- Stent, Angela E. (1998). "Russia and Germany Reborn: Unification, the Soviet Collapse, and the New Europe". Princeton University Press. Archived from the original on 18 October 2014. Retrieved 1 January 2015.
Moscow's German Problem before Detente - The Federal Republic - In 1945, the major Soviet preoccupation was to prevent any future German attack; hence the imposition of Soviet-controlled governments in a ring of buffer states between Germany and the USSR.
- Mearsheimer, John J. (13 March 2014). "Getting Ukraine Wrong". The New York Times.
Washington has a deep-seated interest in ending this conflict and maintaining Ukraine as a sovereign buffer state between Russia and NATO.
- Walt, Stephen M. (2 September 2014). "History Shows Caution Is the Best Approach for Foreign Action". The New York Times. Retrieved 1 January 2015.
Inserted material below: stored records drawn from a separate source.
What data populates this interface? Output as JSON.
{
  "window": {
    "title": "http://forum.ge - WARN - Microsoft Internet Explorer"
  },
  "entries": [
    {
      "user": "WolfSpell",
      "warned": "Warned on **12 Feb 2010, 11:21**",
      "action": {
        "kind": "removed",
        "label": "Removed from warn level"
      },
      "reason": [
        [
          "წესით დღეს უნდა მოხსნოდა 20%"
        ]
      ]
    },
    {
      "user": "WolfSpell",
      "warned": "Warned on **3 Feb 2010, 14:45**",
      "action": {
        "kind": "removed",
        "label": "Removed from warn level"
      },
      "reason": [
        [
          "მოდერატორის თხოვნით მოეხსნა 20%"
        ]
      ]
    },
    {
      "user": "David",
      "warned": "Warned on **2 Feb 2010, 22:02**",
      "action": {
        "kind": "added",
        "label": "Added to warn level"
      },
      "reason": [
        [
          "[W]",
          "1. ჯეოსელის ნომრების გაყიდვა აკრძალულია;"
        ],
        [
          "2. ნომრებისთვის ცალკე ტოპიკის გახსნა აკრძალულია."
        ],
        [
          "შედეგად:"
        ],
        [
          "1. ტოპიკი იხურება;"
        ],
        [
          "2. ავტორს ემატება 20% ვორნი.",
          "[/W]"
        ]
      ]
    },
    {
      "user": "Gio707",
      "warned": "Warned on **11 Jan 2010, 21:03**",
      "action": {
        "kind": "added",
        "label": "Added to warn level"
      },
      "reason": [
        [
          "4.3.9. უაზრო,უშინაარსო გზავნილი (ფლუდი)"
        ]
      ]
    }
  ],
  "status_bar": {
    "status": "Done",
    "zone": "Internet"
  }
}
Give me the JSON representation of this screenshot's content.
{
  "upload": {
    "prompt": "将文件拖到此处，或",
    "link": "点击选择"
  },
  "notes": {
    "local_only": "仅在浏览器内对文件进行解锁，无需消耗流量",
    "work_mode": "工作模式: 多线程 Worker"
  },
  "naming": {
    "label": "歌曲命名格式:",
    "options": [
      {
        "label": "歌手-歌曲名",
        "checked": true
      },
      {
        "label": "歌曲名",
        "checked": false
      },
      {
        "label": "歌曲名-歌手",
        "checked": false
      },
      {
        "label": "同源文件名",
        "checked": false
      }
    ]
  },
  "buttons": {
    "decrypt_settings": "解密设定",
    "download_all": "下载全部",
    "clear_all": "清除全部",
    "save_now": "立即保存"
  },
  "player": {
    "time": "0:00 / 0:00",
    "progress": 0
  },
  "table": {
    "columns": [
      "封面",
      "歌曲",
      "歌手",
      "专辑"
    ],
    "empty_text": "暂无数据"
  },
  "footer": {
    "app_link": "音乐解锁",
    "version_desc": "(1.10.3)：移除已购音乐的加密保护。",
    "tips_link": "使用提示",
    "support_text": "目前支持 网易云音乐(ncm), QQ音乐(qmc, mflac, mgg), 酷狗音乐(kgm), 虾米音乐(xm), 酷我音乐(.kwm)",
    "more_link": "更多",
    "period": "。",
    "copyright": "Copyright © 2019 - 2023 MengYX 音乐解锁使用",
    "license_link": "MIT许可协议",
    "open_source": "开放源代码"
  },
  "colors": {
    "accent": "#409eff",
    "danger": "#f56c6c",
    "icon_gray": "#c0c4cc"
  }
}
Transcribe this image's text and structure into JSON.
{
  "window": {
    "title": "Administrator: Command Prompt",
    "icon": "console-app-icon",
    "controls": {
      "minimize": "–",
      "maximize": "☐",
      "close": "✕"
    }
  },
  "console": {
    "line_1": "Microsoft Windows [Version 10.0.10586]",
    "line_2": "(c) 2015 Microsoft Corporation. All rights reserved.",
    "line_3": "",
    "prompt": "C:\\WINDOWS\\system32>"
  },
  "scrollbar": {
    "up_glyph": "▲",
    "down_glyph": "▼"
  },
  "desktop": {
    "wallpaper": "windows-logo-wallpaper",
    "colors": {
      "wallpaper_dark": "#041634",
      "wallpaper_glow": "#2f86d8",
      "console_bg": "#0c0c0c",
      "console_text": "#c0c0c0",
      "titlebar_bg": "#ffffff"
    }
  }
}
Instead of rushing to back the demonstrators who ousted the former president, Viktor Yanukovych, the United States and its European allies should have worked cooperatively with Moscow to craft a deal that would have preserved Ukraine’s status as an independent but neutral buffer state.